- _What needs to be done_
Across the entries, count the lines that include "Mattresses" and report only that number.

** Data excerpts follows **

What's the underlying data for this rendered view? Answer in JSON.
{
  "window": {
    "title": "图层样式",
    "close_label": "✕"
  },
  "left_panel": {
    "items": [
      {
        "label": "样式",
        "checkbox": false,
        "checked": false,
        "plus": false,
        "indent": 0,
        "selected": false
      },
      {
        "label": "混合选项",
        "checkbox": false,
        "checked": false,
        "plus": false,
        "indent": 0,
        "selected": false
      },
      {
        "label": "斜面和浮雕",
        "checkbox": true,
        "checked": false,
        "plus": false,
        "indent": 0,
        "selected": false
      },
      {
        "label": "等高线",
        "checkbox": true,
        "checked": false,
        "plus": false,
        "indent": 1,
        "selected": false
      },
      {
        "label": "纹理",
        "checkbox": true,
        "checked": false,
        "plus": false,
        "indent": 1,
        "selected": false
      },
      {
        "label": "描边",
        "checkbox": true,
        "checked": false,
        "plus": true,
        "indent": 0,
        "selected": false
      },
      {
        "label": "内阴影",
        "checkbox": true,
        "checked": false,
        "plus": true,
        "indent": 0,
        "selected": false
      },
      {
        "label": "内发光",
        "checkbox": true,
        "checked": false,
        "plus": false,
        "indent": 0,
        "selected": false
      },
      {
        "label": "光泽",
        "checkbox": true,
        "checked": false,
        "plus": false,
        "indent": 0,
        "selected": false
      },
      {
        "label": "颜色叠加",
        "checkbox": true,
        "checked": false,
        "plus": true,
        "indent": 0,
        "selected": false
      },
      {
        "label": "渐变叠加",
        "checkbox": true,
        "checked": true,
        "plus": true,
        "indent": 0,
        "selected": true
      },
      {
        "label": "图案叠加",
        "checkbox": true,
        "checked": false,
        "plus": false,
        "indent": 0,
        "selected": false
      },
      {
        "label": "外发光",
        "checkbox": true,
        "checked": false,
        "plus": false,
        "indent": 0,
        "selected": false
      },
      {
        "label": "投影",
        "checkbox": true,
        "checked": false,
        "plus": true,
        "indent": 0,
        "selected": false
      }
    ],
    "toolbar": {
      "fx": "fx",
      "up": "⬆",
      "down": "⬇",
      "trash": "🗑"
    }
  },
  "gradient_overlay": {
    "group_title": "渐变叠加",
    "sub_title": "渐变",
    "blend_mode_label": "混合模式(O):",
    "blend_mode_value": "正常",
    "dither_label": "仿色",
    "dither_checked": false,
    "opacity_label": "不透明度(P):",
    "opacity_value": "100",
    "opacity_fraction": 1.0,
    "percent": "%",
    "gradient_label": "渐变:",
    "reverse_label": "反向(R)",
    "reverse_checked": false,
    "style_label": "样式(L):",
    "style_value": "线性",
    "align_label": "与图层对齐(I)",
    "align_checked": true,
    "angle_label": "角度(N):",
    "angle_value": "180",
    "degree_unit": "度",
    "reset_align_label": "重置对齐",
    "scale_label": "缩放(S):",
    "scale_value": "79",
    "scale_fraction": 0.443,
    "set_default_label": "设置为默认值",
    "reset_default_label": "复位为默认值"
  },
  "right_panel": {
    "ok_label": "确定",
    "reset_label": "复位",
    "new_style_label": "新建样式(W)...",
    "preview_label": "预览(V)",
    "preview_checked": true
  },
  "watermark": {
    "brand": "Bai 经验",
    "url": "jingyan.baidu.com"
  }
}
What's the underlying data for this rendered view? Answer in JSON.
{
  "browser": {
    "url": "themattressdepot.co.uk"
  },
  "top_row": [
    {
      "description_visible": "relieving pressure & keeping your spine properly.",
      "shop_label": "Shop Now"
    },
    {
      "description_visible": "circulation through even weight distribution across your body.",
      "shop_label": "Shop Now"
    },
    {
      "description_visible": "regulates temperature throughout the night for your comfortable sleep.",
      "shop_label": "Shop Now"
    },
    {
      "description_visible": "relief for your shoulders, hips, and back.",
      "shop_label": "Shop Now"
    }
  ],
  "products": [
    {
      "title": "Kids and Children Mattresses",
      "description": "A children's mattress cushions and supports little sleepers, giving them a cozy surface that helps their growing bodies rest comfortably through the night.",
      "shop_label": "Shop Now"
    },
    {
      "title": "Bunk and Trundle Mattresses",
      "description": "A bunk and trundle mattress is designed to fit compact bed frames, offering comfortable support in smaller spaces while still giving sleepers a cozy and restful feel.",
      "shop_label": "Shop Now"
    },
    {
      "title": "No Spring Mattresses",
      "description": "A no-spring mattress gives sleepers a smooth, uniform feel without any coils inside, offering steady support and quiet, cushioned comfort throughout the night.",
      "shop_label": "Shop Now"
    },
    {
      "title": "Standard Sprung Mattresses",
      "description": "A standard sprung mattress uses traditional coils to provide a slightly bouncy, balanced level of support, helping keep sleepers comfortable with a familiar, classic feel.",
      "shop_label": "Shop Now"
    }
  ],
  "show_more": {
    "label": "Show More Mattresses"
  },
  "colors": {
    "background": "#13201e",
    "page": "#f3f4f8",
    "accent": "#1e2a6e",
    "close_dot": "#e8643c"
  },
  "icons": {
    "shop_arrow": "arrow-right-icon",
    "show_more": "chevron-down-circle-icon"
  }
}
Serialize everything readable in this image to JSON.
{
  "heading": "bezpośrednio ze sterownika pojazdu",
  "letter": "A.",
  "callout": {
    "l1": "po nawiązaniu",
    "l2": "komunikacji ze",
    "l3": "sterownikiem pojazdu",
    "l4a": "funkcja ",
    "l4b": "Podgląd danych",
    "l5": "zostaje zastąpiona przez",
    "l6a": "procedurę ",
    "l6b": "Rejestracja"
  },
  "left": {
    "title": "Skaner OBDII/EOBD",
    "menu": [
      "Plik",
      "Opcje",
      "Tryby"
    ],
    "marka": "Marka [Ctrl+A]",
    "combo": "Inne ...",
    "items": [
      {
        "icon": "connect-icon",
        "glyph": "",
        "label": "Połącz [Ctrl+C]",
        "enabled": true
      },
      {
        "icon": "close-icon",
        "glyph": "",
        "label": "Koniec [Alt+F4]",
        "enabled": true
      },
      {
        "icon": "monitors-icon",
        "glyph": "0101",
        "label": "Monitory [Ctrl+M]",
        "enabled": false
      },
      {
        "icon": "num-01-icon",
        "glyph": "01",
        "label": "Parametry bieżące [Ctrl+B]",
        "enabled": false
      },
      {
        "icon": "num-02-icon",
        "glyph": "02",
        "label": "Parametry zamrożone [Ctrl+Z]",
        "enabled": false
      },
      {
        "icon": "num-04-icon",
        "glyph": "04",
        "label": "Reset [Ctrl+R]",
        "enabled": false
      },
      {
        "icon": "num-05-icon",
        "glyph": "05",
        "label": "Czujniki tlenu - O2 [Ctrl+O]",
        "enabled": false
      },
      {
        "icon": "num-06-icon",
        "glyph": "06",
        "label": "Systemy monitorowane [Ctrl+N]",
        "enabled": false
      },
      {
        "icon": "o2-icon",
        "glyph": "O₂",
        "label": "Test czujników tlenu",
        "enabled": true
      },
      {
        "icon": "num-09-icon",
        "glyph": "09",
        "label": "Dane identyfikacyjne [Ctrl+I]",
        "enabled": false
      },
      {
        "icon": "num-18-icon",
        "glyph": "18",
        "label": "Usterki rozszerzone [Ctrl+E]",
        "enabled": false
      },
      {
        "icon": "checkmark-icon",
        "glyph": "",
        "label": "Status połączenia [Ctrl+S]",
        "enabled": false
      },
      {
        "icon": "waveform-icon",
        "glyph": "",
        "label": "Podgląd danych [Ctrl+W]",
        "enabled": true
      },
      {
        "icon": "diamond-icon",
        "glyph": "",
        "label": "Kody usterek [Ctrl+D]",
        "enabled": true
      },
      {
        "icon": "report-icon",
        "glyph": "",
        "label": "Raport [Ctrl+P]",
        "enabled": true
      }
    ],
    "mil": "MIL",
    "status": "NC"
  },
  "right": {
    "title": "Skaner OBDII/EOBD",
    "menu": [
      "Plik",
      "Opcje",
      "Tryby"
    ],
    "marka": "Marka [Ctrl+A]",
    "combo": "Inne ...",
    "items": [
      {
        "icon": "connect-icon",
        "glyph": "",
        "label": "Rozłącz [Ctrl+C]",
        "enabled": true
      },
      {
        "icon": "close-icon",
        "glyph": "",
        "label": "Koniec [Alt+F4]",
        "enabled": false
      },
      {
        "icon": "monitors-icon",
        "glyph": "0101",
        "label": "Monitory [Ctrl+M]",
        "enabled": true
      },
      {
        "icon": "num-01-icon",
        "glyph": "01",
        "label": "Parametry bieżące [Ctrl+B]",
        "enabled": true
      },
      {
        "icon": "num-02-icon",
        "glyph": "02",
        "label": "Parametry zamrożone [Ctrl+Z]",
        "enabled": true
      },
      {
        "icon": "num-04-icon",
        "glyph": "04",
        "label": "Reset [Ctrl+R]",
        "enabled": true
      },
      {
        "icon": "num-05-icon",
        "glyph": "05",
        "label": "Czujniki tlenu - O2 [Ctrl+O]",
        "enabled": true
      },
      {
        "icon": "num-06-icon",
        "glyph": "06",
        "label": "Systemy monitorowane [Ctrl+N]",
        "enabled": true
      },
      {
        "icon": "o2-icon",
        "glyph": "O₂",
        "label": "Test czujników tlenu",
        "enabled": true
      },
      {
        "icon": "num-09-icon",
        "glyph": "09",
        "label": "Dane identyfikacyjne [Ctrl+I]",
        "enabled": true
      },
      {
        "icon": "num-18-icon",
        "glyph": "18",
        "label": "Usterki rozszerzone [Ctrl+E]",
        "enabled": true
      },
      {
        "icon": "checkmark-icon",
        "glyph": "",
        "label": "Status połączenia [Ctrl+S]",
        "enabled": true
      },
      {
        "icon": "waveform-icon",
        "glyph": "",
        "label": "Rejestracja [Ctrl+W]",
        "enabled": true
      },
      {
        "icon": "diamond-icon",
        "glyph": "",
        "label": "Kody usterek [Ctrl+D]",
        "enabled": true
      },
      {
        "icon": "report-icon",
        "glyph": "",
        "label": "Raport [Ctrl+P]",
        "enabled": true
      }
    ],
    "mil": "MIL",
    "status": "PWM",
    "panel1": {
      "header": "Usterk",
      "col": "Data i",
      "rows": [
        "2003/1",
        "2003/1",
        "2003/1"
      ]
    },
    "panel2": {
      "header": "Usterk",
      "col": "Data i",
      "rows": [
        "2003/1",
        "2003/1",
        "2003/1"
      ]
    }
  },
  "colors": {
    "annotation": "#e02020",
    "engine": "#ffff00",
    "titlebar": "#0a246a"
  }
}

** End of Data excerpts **

- _Exercise response_
5